Then, Woodrow Wilson again picked up the banner of good governance in the world when he argued for our participation in a “war to save democracy.” He tried prematurely but failed to establish norms and institutions for a peaceful and tolerant world. Franklin Roosevelt profoundly understood what was at stake in World War II and led a global coalition against the horrific Nazi regime and the cruel arrogance of Japanese militarists.

After the war, his successor and my hero, Harry Truman, a modest man from Kansas City, took on the world without a second thought, magnanimously reaching out to former enemies in Germany and Japan and assuming the risks of confrontation with Stalin and Mao to protect peoples around the world from tyranny and moral degradation.

Next, the young John Kennedy, told us that: “Now the trumpet summons us again — not as a call to bear arms, though arms we need; not as a call to battle, though embattled we are — but a call to bear the burden of a long twilight struggle, year in and year out, ‘rejoicing in hope, patient in tribulation’— a struggle against the common enemies of man: tyranny, poverty, disease and war itself.”

To me, a noble step was then taken by Lyndon Johnson in July 1965 when at great risk he accepted responsibility for the military defense of Vietnamese nationalists against communist conquest and oppression. Johnson said: “We did not choose to be the guardians of the gate, but there is no one else.”

But after communism collapsed in 1989, Democrats seemed to lose their way in foreign affairs. The “Blob” came to life (Warren Christopher, Madeleine Albright, Al Gore, Joe Biden, Hillary Clinton, John Kerry). To help the “Blob” grow in power and prestige, Joseph Nye of Harvard invented “soft” power so that we would not have to assume the burdens and risks that come with using “hard” power. The world, said Nye, would come our way because foreign peoples “shared our values.” It hasn’t worked out as he predicted.

The Democratic candidates on the leaderboard will debate on Thursday. They should then speak up on foreign affairs. They have a high duty to show us their respective plans to use American power and influence skillfully in partnership with others to subdue sovereign arrogance and transform it into trusteeships seeking the common good of humanity.

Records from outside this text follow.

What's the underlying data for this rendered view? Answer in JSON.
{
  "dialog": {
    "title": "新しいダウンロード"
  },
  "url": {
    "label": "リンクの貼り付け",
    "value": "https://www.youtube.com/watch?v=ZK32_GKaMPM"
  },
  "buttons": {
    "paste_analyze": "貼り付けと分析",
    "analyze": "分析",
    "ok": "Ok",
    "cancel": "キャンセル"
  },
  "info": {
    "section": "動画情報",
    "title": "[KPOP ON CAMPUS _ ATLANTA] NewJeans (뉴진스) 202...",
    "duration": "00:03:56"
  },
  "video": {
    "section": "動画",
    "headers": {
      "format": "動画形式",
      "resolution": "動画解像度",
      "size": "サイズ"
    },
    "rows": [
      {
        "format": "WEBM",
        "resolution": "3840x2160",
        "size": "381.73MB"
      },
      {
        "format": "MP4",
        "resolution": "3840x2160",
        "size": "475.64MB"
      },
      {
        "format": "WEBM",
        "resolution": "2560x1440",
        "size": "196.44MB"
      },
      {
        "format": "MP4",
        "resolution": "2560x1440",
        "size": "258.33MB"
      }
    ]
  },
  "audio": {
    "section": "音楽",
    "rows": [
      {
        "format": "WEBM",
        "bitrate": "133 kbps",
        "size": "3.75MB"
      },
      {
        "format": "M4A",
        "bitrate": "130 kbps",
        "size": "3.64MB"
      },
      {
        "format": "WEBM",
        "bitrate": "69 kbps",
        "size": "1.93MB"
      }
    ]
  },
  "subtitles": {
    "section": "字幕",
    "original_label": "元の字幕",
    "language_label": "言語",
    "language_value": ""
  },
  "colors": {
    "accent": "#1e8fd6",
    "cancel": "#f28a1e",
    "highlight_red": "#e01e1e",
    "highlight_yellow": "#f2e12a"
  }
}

As they prepare their thoughts, let them remember the advice given to Brutus by Shakespeare’s Cassius: “Till then, think of the world.”


Stephen B. Young, of St. Paul, is global executive director of the Caux Round Table, an organization dedicated to promoting ethical capitalism.